A Broadway revival directed by Tom Moore opened at the Circle in the Square Theatre on June 15, 1978 following 21 previews and ran for 85 performances. The cast included John Lithgow as George Lewis, Deborah May as May Daniels, Treat Williams as Jerry Hyland, Jayne Meadows as Helen Hobart, George S. Irving as Herman Glogauer, Lee Meredith as Florabel Leigh, Julia Duffy as Susan Walker, Michael Jeter as one of the pages, and Max Wright, who won the Theatre World Award for his portrayal of Lawrence Vail.

In 1979, Trevor Nunn directed a Royal Shakespeare Company production at the Aldwych Theatre in London, with a cast that included David Suchet, Richard Griffiths, Zoë Wanamaker, Peter McEnery, Ian Charleson, Juliet Stevenson, and David Bradley. Gillian Lynne notably staged the elaborate John Napier scene changes and an unforgettable fifteen minute tap-dancing finale. Nunn was nominated for an Olivier Award for his direction.

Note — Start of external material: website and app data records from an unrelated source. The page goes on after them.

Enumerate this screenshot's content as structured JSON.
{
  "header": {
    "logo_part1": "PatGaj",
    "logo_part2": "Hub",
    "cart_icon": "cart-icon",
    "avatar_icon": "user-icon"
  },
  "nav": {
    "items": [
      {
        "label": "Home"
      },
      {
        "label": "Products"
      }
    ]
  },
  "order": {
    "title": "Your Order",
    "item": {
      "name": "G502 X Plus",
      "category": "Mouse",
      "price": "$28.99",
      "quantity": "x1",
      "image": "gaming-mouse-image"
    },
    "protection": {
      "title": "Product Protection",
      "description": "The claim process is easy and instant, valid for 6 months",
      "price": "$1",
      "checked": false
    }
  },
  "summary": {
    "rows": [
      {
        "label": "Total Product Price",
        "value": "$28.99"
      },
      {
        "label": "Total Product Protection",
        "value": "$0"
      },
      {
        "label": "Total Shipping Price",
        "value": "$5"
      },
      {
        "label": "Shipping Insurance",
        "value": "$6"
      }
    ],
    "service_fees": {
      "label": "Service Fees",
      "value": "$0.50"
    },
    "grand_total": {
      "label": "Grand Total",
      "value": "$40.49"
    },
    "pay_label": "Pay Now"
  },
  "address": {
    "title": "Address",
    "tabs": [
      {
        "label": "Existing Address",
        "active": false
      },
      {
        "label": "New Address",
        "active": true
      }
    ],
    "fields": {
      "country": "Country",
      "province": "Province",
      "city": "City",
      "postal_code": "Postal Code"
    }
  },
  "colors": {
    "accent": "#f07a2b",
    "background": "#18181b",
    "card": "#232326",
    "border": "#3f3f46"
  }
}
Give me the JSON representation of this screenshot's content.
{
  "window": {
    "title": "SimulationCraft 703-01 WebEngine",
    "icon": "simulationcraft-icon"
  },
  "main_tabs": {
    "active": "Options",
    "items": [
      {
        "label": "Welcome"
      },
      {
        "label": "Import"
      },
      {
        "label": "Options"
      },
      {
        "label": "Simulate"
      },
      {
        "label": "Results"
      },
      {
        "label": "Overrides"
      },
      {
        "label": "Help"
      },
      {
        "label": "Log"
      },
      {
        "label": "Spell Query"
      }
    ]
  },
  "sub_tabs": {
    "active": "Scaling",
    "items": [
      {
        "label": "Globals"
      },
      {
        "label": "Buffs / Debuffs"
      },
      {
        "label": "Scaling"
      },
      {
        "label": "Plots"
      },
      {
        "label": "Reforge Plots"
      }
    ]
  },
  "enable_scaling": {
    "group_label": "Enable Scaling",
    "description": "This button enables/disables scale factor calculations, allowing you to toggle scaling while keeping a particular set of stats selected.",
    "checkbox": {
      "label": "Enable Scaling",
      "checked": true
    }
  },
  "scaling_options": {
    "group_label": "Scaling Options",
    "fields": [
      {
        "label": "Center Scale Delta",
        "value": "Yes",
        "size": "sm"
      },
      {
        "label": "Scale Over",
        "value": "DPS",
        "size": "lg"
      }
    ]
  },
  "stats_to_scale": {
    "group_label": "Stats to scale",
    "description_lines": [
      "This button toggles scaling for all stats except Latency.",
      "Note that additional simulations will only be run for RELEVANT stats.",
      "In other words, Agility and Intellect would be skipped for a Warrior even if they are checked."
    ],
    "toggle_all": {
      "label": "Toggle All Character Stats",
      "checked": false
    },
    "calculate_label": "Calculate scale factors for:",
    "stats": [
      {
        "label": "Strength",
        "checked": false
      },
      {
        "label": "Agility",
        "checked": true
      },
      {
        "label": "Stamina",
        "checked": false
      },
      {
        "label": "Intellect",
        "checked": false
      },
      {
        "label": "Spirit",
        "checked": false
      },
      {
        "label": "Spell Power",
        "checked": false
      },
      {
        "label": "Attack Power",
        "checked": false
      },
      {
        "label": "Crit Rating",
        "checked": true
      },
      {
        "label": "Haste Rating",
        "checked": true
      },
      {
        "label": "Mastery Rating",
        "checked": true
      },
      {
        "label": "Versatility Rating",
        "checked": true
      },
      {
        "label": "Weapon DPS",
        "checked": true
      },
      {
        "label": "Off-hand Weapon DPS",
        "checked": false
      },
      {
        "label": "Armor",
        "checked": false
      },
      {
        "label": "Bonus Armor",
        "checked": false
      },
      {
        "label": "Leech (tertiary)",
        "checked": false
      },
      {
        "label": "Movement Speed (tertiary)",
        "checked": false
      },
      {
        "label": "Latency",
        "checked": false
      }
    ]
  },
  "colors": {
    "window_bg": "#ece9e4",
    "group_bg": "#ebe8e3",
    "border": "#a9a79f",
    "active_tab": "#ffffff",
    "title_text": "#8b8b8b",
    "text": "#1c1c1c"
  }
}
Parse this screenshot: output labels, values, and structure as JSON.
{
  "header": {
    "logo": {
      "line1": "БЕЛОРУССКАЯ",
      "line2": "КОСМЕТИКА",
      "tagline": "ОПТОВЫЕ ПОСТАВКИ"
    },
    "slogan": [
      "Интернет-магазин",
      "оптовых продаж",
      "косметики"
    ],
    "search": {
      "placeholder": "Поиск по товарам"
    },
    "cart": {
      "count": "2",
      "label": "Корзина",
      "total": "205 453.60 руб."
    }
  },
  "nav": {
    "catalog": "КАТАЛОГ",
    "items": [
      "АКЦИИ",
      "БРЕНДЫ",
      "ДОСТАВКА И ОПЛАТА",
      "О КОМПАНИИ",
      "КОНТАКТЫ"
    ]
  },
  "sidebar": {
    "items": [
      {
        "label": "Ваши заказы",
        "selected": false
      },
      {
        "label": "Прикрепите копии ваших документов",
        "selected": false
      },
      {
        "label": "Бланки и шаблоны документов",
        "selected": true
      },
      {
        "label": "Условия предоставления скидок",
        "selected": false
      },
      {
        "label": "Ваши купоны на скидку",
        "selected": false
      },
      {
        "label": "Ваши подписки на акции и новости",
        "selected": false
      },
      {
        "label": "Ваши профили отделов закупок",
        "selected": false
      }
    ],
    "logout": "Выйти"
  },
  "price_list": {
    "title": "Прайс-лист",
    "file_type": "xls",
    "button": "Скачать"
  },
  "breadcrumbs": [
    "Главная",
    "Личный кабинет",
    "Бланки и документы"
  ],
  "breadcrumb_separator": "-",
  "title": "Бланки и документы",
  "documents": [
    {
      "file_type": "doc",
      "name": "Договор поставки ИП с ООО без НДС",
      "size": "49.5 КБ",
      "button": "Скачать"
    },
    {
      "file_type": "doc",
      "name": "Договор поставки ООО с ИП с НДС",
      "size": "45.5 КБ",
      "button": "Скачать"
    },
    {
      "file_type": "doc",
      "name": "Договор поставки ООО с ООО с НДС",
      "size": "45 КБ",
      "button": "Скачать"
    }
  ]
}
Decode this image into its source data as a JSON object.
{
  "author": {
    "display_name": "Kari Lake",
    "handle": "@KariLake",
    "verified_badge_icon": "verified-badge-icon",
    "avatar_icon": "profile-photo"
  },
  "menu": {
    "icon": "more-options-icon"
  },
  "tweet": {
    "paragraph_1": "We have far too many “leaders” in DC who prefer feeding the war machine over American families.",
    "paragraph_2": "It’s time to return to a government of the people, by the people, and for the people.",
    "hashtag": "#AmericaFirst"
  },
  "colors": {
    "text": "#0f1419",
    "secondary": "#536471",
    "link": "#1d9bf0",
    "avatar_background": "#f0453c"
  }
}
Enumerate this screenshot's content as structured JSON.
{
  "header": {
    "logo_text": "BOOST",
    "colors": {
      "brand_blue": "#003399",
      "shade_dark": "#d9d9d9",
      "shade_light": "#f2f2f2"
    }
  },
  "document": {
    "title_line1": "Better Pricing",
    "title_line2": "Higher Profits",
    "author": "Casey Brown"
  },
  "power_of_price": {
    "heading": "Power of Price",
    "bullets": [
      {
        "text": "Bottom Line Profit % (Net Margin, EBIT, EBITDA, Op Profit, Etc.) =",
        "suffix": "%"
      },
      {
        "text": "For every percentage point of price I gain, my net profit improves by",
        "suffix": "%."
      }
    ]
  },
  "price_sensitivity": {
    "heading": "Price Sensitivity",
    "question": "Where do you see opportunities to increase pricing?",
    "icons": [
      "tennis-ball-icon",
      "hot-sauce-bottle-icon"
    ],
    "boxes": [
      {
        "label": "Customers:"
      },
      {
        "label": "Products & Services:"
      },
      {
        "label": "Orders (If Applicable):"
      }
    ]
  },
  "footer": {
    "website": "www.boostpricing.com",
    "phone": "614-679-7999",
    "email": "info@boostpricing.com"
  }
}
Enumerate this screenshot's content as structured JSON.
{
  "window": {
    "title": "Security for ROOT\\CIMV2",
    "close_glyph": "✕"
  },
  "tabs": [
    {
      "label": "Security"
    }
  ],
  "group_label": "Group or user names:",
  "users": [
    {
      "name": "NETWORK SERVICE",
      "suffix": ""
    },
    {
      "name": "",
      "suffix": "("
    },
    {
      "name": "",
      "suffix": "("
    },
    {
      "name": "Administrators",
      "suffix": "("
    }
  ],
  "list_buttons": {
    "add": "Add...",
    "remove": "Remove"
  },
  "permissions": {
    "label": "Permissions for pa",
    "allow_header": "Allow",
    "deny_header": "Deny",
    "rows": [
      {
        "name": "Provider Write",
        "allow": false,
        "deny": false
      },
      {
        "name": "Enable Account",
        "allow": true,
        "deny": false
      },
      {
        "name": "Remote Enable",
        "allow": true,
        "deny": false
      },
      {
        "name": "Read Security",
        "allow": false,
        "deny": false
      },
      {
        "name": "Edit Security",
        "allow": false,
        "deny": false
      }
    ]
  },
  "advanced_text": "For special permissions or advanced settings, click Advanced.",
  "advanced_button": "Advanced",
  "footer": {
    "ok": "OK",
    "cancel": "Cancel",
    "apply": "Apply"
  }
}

A London production directed by Edward Hall opened at the Royal National Theatre on December 5, 2005 and ran until March 11, 2006. It featured David Suchet as Herman Glogauer, Adrian Scarborough as George Lewis, and Victoria Hamilton as May Daniels.[2]

Adaptations[edit]

The play was sold to Hollywood. The film version was released by Universal Studios in 1932, starring Jack Oakie, Sidney Fox, Louise Fazenda, Aline MacMahon, and Zasu Pitts.

References[edit]

External links[edit]